His brutal slaughter and the slaughter of his 72 companions on the plains of Karbala 1400 years ago was a tragedy—a tragedy of cosmic significance. But it was something else. It is a victory. It is a tragedy that repeats itself all over the world and it is a victory in the hearts of those who will not allow that tragedy to be the final word on the matter.
The invitation to visit Husayn (alayhi s-salaam), is the invitation from his own lips. As the battle ended, and Husayn faced his own end, he called out to the world, to future generations, “Is there anyone who will help me?” The response is from any in the world, regardless of religion, or culture or language, “Labbayk ya Husayn.” “Here I am, Husayn.”
And what is that response?
Well, that is your journey and mine.
“Here I am, Husayn,” can mean so many things in a world that is soaked in the blood of injustice. It can mean that I will bear witness to what I think is true, what I think is just, what I think is good, even if it means I will have to give up my own life. I will fight the Yazids of the world on behalf of the poor even if the odds are 30,000 to 72. Insha-Allah.
The victory is that the response to the call will not end. Arbaeen is the symbol of the path toward redemption for our world. What I learned is that I don’t lead it. The West will not lead this. The rich will not lead this. Empires will not lead this. It will be led by those who the so-called powers of this world ignore, suppress and distort.

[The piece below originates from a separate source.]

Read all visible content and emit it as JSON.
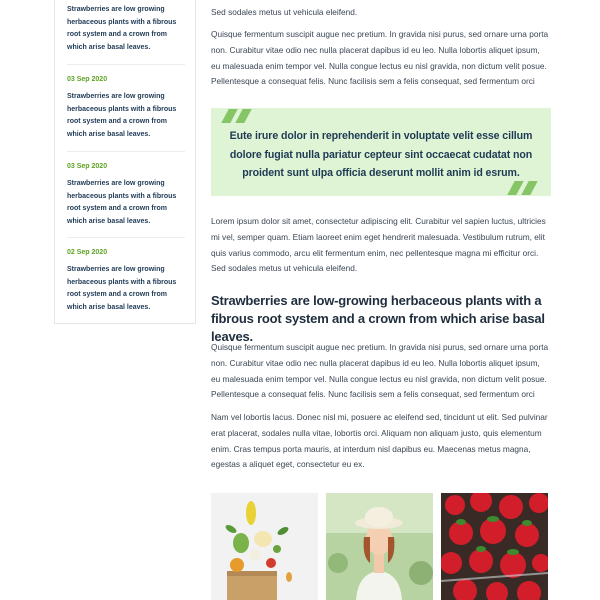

A popular phrase is “Every day is Ashura and every place is Karbala.” Ashura is the day Imam Husayn (alahi s-salaam) and his companions were brutally murdered. Karbala is the place. Every day is Ashura and every place is Karbala means that every day we are called to take notice of our moral compass. To reset it. To recommit to it.
I discovered that my understanding of Jesus is not unlike that of Husayn. They are brothers. In fact, Shias believe that on the last day, the Imam Mahdi will return with Jesus. They are on the same team. They have the same goals. They live in the same love.
Finally, this experience was joy. The story of Karbala is a tragedy, but it is a story of joy. It is as our guide, Maulana Baig, said, a gift wrapped in grief. Mourning leads as it always must, to joy. The ultimate victor is not Yazid and his minions who make the world suffer. The ultimate victor is Husayn who lives in each of us, and who summons the world to love.
For that I am eternally grateful.
The people of Iraq have given me a glimpse of what that love looks like.